Gathering Glass Studio

As brothers-in-law and co-owners of their studio in Ashland, Oregon Keith Gabor and Scott Carlson are enjoying creative freedom while exploring the medium of blown glass. The wide variety of colors and forms that glass can take on, as well as the scientific properties, continue to intrigue and enlighten them in a way no other material does. They are partners in every way. They both have the skill set to function as lead gaffer or assistant, and they usually alternate our roles.

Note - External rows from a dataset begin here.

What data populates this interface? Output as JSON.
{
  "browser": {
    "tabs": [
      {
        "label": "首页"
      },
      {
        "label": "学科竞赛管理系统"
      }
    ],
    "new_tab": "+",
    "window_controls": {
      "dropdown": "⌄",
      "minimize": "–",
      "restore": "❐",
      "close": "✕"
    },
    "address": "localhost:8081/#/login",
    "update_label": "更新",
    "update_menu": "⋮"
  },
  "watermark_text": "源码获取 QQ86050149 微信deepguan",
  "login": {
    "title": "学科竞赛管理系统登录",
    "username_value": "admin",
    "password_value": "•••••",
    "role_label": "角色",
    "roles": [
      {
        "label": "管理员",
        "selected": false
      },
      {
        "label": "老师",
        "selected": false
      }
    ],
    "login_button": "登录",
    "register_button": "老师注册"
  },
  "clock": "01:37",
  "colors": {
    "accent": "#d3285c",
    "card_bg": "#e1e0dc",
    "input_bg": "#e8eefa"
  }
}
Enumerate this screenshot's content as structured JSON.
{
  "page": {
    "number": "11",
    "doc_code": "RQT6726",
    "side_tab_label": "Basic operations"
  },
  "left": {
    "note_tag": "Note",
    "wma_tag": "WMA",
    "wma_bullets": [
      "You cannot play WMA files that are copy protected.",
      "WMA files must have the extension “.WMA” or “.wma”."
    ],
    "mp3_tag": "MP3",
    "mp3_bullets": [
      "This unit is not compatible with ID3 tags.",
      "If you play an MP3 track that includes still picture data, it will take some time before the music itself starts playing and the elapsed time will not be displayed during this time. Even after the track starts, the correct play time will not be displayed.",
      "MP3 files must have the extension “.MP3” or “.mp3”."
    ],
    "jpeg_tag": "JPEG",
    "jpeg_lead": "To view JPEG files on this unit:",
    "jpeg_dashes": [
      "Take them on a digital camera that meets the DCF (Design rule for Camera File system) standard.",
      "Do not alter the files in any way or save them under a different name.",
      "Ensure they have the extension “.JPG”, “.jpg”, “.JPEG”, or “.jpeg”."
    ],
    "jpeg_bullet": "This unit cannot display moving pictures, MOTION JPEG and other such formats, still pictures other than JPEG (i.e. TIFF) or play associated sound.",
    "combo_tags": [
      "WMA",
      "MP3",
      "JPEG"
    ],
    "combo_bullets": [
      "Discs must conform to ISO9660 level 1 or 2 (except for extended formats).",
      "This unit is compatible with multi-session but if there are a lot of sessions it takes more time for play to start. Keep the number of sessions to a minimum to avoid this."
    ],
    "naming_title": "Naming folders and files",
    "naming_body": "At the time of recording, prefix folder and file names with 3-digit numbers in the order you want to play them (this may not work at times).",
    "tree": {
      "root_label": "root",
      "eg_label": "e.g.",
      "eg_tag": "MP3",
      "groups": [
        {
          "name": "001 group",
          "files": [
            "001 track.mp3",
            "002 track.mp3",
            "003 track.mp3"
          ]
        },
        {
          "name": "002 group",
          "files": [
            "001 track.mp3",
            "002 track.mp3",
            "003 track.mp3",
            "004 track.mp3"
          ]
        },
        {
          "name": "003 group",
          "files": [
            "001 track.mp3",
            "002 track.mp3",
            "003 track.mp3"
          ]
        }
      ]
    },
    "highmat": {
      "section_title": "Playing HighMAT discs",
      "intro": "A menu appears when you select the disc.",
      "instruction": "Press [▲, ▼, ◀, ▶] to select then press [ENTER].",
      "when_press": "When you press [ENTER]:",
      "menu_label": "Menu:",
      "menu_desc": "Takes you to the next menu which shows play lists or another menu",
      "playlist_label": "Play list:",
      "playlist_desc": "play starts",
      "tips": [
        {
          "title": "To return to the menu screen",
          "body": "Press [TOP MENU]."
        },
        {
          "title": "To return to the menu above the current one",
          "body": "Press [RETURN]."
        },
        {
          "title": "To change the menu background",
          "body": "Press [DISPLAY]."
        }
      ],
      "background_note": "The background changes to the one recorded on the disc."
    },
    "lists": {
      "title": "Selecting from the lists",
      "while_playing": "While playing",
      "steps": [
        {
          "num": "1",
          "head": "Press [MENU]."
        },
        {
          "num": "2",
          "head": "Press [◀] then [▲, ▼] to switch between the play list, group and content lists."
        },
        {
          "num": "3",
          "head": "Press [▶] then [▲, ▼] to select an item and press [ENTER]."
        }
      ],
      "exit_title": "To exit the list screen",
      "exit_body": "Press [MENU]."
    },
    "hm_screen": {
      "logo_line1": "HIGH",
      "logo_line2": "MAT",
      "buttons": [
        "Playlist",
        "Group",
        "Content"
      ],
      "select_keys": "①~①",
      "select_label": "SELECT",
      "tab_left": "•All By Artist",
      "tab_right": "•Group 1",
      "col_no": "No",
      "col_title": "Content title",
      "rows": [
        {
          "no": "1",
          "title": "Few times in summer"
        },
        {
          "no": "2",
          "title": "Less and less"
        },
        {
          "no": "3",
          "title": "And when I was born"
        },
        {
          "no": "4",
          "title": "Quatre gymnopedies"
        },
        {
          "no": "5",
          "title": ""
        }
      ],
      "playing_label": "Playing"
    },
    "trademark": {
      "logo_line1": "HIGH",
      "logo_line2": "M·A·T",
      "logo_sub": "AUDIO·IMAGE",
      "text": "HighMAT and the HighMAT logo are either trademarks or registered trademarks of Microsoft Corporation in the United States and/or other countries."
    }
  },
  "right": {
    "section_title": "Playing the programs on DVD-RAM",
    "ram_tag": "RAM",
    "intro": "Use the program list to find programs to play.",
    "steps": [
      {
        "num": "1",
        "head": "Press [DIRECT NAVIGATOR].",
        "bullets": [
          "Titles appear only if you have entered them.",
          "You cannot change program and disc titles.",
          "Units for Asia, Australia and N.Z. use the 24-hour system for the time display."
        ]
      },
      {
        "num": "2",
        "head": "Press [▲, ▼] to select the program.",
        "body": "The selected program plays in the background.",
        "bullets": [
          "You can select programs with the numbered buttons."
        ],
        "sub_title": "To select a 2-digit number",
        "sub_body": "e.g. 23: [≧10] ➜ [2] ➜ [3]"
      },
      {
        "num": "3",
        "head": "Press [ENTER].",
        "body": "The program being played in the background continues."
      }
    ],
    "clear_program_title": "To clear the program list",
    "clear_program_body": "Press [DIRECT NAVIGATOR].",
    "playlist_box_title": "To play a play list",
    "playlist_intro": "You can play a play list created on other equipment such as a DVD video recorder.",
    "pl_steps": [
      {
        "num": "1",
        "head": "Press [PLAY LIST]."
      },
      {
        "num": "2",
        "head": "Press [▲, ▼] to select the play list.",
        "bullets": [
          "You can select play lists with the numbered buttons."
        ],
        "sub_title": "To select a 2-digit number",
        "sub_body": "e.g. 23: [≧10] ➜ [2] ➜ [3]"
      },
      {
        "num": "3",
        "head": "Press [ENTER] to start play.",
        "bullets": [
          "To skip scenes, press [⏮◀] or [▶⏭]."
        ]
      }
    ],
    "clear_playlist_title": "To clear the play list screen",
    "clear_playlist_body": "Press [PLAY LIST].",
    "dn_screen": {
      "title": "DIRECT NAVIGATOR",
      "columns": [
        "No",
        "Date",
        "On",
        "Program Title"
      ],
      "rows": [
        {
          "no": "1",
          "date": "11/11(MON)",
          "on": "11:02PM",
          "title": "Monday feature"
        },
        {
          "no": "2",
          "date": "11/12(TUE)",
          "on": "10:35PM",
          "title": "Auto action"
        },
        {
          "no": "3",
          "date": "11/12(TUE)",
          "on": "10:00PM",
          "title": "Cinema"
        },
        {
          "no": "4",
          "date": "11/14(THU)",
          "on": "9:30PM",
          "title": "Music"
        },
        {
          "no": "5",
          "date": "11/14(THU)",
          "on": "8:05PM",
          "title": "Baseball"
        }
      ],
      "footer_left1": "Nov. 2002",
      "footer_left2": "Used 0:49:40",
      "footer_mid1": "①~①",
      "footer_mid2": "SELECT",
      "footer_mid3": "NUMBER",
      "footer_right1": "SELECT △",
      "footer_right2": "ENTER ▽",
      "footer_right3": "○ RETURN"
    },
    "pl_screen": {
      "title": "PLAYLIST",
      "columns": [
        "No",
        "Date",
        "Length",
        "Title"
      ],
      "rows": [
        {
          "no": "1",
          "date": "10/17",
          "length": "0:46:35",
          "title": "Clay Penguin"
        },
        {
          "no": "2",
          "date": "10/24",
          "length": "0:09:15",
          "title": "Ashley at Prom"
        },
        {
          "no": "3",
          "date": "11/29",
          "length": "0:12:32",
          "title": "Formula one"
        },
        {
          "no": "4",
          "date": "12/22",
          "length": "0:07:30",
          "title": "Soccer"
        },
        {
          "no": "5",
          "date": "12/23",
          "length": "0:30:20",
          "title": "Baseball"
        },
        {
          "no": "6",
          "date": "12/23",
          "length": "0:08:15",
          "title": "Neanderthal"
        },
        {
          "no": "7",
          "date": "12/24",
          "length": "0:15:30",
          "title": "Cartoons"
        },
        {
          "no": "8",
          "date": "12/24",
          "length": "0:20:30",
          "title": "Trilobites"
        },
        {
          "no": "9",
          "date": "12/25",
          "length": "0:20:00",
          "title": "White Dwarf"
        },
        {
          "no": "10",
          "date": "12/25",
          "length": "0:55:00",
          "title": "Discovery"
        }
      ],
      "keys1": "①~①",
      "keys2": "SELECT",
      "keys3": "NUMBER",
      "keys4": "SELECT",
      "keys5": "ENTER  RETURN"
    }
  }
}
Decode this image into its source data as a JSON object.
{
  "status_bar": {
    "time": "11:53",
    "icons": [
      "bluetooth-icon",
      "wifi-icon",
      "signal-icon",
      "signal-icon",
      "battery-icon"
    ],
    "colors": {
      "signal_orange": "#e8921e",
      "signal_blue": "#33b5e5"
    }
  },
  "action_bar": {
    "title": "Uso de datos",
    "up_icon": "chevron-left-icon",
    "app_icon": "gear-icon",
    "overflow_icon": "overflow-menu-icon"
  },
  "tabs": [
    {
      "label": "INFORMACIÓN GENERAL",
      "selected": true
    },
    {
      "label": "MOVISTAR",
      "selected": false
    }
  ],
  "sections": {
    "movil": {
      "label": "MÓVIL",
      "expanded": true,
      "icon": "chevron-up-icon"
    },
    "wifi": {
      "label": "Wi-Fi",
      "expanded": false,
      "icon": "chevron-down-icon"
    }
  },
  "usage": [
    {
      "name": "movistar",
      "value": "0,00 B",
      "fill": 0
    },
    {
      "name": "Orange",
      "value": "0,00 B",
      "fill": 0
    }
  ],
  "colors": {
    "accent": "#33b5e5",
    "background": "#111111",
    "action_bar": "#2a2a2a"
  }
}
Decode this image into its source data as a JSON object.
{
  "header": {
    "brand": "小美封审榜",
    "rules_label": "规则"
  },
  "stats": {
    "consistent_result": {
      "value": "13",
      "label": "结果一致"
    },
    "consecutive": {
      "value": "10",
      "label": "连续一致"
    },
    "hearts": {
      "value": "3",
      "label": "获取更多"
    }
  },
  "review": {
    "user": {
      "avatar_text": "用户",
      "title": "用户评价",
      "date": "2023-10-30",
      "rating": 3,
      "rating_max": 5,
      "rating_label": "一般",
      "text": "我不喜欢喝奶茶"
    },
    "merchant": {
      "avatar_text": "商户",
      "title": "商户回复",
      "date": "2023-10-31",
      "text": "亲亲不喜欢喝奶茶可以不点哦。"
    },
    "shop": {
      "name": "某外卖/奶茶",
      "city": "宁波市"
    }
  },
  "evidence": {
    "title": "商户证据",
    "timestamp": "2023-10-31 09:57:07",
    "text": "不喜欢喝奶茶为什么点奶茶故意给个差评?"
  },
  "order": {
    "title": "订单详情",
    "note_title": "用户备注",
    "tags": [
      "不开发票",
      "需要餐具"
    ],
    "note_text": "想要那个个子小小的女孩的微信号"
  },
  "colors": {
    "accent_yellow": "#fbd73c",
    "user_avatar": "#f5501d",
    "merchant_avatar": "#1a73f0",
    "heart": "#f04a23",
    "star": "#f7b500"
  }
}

When creating new designs they will first sketch and contemplate color selections because each element in the glass that creates the color reacts and responds uniquely to one another. After agreeing upon a possible composition, the one who is gaffing gathers 2140° molten glass onto a stainless steel blowpipe from a furnace that contains 500 lb. Then he applies colors in the form of a solid glass bar for solid colors and/or crushed broken glass, called frit, for a mottled effect. Using wooden and steel tools, wet newspaper, centrifugal force and gravity, the gaffer works the glass as the assistant fills the vessel with blown air. After the assistant transfers the vessel onto a solid pipe, called a punty, the final shape, design and texture is achieved. Throughout the process the glass is kept at working temperature using a variety of torches and by reheating it in a 2300° gas and oxygen fired oven, called the glory hole. Once the desired effect is achieved, the gaffer shocks the vessel off the punty and the assistant catches the completed vessel and loads it into an annealing oven set at 898°. At the end of the day they cycle down the oven, over at least a 12-hour period, so that the glass slowly cools to room temperature. At last the unique creation is complete but from each expression new ideas always form.